Information supplied Block Start

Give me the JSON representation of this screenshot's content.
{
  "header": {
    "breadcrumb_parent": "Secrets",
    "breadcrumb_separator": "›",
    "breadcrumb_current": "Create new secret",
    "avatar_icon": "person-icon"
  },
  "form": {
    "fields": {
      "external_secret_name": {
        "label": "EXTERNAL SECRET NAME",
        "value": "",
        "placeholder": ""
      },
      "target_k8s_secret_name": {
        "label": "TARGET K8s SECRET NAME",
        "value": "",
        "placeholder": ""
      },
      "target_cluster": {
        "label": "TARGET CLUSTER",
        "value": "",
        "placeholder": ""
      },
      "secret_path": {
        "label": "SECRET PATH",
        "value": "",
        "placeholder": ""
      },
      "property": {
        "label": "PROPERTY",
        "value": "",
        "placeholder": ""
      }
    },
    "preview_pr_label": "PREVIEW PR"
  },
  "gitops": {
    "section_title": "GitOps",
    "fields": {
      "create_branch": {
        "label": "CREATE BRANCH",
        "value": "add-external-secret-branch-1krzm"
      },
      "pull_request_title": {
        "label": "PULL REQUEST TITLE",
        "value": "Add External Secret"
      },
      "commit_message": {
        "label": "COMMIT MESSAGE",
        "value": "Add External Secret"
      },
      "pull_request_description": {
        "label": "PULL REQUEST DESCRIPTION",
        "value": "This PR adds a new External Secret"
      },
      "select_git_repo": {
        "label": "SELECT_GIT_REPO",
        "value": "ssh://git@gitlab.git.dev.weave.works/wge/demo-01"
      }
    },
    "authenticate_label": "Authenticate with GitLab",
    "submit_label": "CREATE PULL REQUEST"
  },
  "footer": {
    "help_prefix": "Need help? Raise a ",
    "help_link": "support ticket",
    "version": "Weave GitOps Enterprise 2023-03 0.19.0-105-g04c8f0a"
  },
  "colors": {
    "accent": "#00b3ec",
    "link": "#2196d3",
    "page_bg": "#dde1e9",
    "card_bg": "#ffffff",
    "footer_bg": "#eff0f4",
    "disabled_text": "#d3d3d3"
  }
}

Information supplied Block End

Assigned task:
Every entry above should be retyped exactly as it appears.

Output below:
Give me the JSON representation of this screenshot's content.
{
  "header": {
    "breadcrumb_parent": "Secrets",
    "breadcrumb_separator": "›",
    "breadcrumb_current": "Create new secret",
    "avatar_icon": "person-icon"
  },
  "form": {
    "fields": {
      "external_secret_name": {
        "label": "EXTERNAL SECRET NAME",
        "value": "",
        "placeholder": ""
      },
      "target_k8s_secret_name": {
        "label": "TARGET K8s SECRET NAME",
        "value": "",
        "placeholder": ""
      },
      "target_cluster": {
        "label": "TARGET CLUSTER",
        "value": "",
        "placeholder": ""
      },
      "secret_path": {
        "label": "SECRET PATH",
        "value": "",
        "placeholder": ""
      },
      "property": {
        "label": "PROPERTY",
        "value": "",
        "placeholder": ""
      }
    },
    "preview_pr_label": "PREVIEW PR"
  },
  "gitops": {
    "section_title": "GitOps",
    "fields": {
      "create_branch": {
        "label": "CREATE BRANCH",
        "value": "add-external-secret-branch-1krzm"
      },
      "pull_request_title": {
        "label": "PULL REQUEST TITLE",
        "value": "Add External Secret"
      },
      "commit_message": {
        "label": "COMMIT MESSAGE",
        "value": "Add External Secret"
      },
      "pull_request_description": {
        "label": "PULL REQUEST DESCRIPTION",
        "value": "This PR adds a new External Secret"
      },
      "select_git_repo": {
        "label": "SELECT_GIT_REPO",
        "value": "ssh://git@gitlab.git.dev.weave.works/wge/demo-01"
      }
    },
    "authenticate_label": "Authenticate with GitLab",
    "submit_label": "CREATE PULL REQUEST"
  },
  "footer": {
    "help_prefix": "Need help? Raise a ",
    "help_link": "support ticket",
    "version": "Weave GitOps Enterprise 2023-03 0.19.0-105-g04c8f0a"
  },
  "colors": {
    "accent": "#00b3ec",
    "link": "#2196d3",
    "page_bg": "#dde1e9",
    "card_bg": "#ffffff",
    "footer_bg": "#eff0f4",
    "disabled_text": "#d3d3d3"
  }
}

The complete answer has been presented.